**What this task involves**. Your copy of the data should match it exactly, except that the pictures are gone.

Records drawn from a dataset:
● ● ●
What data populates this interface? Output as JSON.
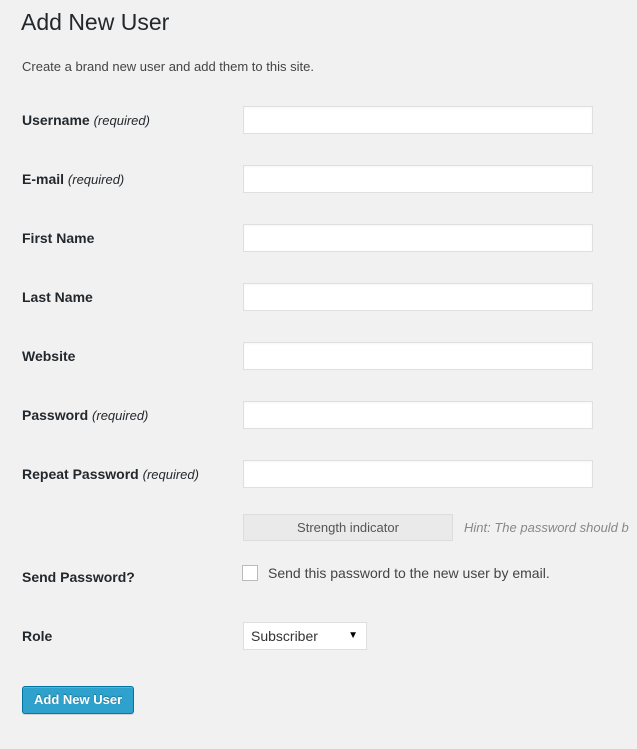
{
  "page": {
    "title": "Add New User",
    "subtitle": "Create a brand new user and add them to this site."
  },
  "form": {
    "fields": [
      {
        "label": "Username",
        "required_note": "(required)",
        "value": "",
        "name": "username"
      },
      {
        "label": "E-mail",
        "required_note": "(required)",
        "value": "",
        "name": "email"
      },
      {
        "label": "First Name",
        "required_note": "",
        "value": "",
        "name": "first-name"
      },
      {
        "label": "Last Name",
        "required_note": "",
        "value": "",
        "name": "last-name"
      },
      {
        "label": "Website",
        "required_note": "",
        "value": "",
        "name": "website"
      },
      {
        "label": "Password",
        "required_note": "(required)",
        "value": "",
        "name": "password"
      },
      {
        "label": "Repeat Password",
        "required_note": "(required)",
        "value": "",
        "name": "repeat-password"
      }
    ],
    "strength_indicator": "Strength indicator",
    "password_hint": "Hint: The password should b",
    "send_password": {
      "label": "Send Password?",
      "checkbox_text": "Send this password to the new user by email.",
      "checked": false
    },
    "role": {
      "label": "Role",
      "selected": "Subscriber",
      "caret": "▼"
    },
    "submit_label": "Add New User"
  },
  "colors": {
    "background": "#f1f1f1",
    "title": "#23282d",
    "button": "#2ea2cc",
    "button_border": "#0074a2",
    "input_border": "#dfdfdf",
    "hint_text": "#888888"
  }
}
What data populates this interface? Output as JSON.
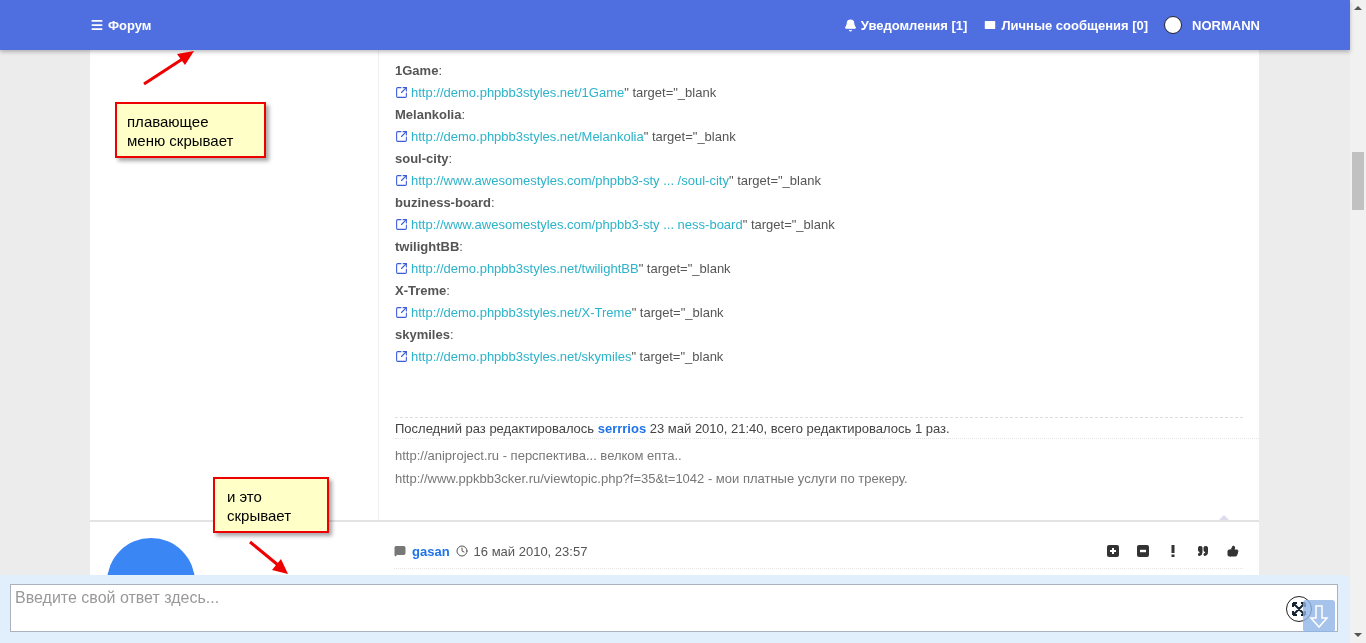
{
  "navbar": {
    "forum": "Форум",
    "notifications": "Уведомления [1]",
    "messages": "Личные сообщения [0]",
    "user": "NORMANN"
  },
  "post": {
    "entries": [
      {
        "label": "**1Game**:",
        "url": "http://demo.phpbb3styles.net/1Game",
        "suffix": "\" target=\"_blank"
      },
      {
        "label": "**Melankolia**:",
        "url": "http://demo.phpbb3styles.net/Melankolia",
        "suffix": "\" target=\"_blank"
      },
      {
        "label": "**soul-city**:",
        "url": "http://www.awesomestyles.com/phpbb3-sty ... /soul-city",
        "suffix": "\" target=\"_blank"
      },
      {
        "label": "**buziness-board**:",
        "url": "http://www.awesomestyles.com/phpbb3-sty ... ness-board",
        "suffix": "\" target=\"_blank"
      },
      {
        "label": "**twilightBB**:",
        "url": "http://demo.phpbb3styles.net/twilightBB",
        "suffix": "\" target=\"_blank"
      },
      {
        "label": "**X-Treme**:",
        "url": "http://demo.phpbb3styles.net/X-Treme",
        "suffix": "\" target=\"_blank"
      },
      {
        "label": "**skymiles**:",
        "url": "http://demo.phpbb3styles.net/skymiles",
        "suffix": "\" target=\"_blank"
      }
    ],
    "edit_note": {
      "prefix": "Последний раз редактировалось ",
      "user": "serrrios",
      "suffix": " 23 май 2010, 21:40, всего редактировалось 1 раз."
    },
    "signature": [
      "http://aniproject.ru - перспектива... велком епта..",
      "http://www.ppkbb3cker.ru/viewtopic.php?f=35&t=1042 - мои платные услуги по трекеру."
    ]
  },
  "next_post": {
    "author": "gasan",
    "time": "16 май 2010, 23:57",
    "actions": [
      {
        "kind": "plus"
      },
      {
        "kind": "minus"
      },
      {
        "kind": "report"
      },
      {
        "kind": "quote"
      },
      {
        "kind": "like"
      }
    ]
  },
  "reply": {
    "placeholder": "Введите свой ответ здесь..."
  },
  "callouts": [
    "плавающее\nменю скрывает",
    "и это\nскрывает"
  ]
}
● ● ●
**Response to this task**.
What data populates this interface? Output as JSON.
{
  "page": {
    "title": "Add New User",
    "subtitle": "Create a brand new user and add them to this site."
  },
  "form": {
    "fields": [
      {
        "label": "Username",
        "required_note": "(required)",
        "value": "",
        "name": "username"
      },
      {
        "label": "E-mail",
        "required_note": "(required)",
        "value": "",
        "name": "email"
      },
      {
        "label": "First Name",
        "required_note": "",
        "value": "",
        "name": "first-name"
      },
      {
        "label": "Last Name",
        "required_note": "",
        "value": "",
        "name": "last-name"
      },
      {
        "label": "Website",
        "required_note": "",
        "value": "",
        "name": "website"
      },
      {
        "label": "Password",
        "required_note": "(required)",
        "value": "",
        "name": "password"
      },
      {
        "label": "Repeat Password",
        "required_note": "(required)",
        "value": "",
        "name": "repeat-password"
      }
    ],
    "strength_indicator": "Strength indicator",
    "password_hint": "Hint: The password should b",
    "send_password": {
      "label": "Send Password?",
      "checkbox_text": "Send this password to the new user by email.",
      "checked": false
    },
    "role": {
      "label": "Role",
      "selected": "Subscriber",
      "caret": "▼"
    },
    "submit_label": "Add New User"
  },
  "colors": {
    "background": "#f1f1f1",
    "title": "#23282d",
    "button": "#2ea2cc",
    "button_border": "#0074a2",
    "input_border": "#dfdfdf",
    "hint_text": "#888888"
  }
}
What data populates this interface? Output as JSON.
{
  "navbar": {
    "forum": "Форум",
    "notifications": "Уведомления [1]",
    "messages": "Личные сообщения [0]",
    "user": "NORMANN"
  },
  "post": {
    "entries": [
      {
        "label": "**1Game**:",
        "url": "http://demo.phpbb3styles.net/1Game",
        "suffix": "\" target=\"_blank"
      },
      {
        "label": "**Melankolia**:",
        "url": "http://demo.phpbb3styles.net/Melankolia",
        "suffix": "\" target=\"_blank"
      },
      {
        "label": "**soul-city**:",
        "url": "http://www.awesomestyles.com/phpbb3-sty ... /soul-city",
        "suffix": "\" target=\"_blank"
      },
      {
        "label": "**buziness-board**:",
        "url": "http://www.awesomestyles.com/phpbb3-sty ... ness-board",
        "suffix": "\" target=\"_blank"
      },
      {
        "label": "**twilightBB**:",
        "url": "http://demo.phpbb3styles.net/twilightBB",
        "suffix": "\" target=\"_blank"
      },
      {
        "label": "**X-Treme**:",
        "url": "http://demo.phpbb3styles.net/X-Treme",
        "suffix": "\" target=\"_blank"
      },
      {
        "label": "**skymiles**:",
        "url": "http://demo.phpbb3styles.net/skymiles",
        "suffix": "\" target=\"_blank"
      }
    ],
    "edit_note": {
      "prefix": "Последний раз редактировалось ",
      "user": "serrrios",
      "suffix": " 23 май 2010, 21:40, всего редактировалось 1 раз."
    },
    "signature": [
      "http://aniproject.ru - перспектива... велком епта..",
      "http://www.ppkbb3cker.ru/viewtopic.php?f=35&t=1042 - мои платные услуги по трекеру."
    ]
  },
  "next_post": {
    "author": "gasan",
    "time": "16 май 2010, 23:57",
    "actions": [
      {
        "kind": "plus"
      },
      {
        "kind": "minus"
      },
      {
        "kind": "report"
      },
      {
        "kind": "quote"
      },
      {
        "kind": "like"
      }
    ]
  },
  "reply": {
    "placeholder": "Введите свой ответ здесь..."
  },
  "callouts": [
    "плавающее\nменю скрывает",
    "и это\nскрывает"
  ]
}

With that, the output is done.